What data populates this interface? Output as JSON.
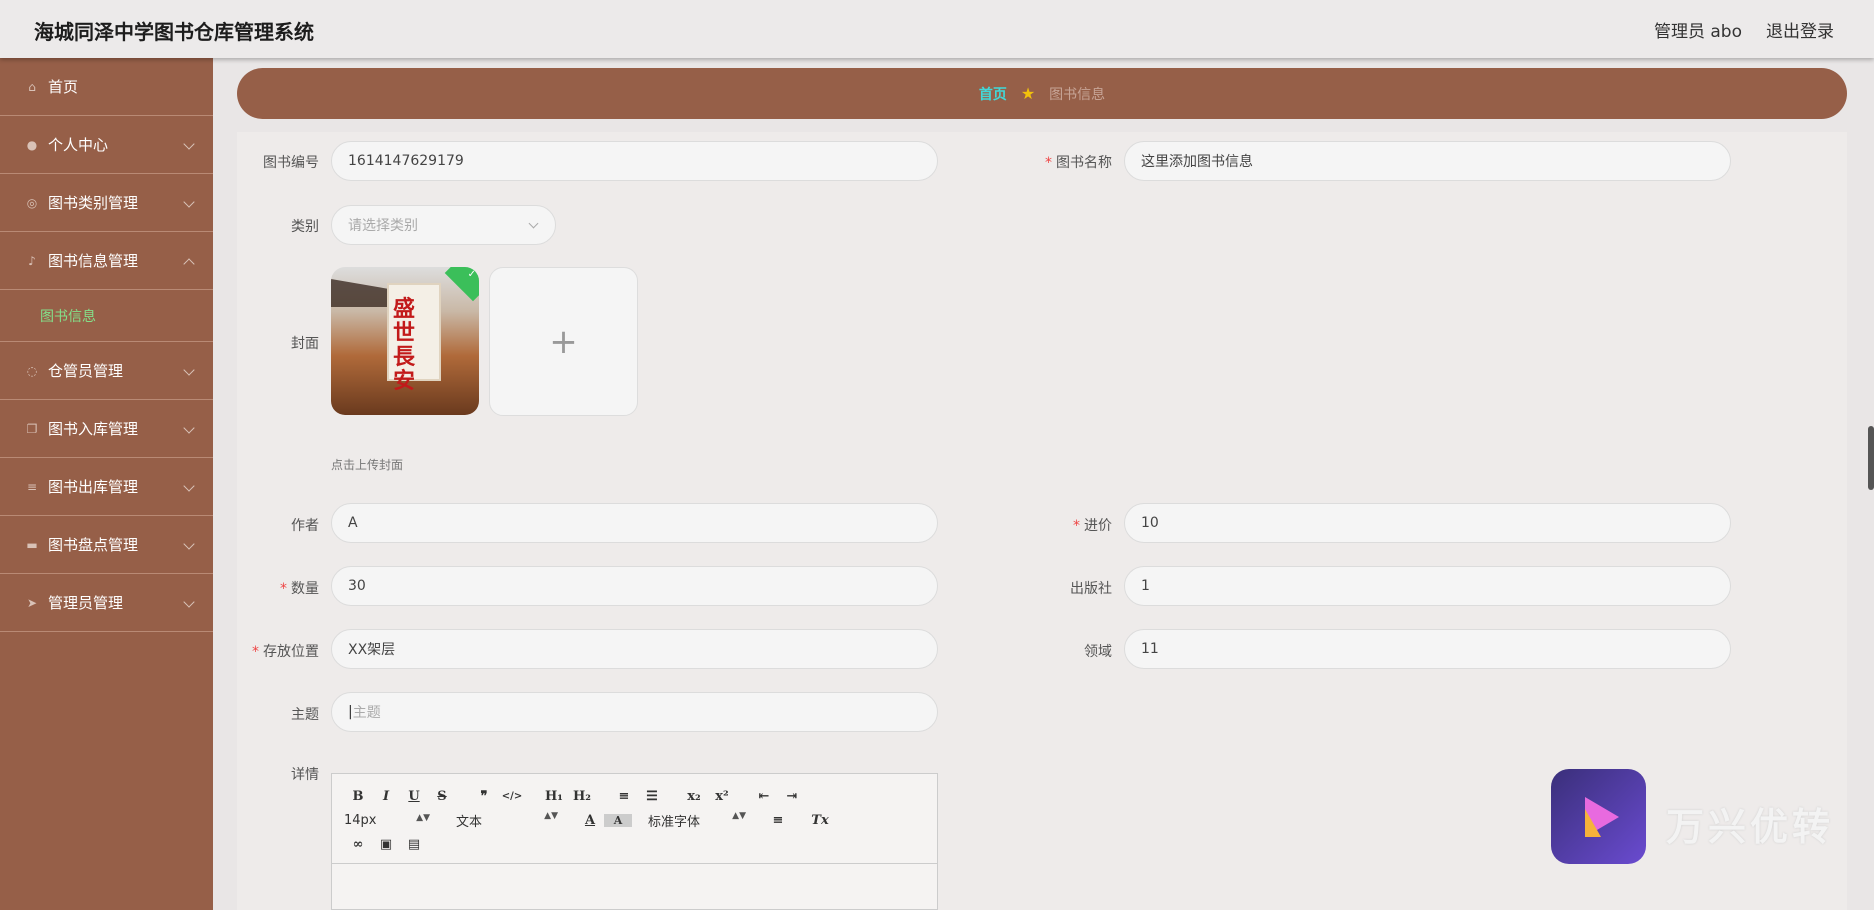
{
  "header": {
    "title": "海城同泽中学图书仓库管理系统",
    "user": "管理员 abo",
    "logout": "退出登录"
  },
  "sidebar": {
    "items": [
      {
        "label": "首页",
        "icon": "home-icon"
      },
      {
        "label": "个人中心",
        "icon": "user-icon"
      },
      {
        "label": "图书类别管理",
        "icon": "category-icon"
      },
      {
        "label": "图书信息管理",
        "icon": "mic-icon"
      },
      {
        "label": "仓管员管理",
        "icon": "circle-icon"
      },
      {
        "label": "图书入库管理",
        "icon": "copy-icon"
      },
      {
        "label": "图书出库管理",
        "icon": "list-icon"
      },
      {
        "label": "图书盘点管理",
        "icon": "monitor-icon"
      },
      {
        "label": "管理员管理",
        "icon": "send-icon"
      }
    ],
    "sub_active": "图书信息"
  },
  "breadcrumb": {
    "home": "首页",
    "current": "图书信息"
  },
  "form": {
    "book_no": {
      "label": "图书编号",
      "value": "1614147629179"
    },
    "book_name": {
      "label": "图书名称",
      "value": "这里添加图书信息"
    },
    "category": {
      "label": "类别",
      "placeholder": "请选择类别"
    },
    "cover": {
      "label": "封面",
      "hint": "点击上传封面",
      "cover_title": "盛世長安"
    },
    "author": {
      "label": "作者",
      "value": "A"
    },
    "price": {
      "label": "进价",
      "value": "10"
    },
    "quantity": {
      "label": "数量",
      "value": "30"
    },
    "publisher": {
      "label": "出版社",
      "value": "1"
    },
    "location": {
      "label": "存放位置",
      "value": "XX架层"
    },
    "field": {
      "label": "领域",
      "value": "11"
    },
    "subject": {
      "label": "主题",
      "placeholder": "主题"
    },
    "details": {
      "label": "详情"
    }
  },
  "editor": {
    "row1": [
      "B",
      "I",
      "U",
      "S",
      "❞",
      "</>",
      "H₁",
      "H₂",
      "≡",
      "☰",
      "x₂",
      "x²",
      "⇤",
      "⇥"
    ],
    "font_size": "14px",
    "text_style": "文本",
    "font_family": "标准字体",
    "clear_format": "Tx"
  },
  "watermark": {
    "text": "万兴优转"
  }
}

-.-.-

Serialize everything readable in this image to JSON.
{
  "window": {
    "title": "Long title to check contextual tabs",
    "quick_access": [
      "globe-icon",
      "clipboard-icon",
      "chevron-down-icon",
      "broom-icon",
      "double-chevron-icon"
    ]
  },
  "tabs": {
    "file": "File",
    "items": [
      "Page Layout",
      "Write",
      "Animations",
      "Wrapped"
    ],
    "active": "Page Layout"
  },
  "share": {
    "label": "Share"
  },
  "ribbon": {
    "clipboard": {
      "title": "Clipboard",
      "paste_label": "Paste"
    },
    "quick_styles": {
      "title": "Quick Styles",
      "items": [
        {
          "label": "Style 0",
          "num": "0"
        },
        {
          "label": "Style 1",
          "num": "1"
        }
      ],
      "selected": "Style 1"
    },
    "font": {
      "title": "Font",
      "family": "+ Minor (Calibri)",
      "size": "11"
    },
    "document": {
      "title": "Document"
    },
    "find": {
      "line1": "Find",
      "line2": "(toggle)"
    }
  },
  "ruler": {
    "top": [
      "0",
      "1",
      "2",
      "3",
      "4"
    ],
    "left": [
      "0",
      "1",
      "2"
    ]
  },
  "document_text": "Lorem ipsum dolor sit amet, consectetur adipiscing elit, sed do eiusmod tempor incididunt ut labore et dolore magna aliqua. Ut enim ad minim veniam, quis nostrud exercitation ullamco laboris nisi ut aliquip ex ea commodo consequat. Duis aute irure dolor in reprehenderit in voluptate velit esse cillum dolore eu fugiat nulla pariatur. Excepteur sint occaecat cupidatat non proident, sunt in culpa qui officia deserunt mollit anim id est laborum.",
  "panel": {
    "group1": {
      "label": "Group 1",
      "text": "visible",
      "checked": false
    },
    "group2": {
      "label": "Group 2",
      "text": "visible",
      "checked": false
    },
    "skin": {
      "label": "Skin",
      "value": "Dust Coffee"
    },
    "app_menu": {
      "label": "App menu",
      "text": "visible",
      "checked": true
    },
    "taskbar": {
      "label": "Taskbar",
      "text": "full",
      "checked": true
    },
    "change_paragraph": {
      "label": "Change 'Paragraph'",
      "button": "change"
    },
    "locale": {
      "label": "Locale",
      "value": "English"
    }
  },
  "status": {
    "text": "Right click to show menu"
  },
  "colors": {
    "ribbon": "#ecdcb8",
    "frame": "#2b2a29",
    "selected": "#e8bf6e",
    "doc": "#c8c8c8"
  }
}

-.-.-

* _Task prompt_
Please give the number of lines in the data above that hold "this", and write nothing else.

* _Written reply_
2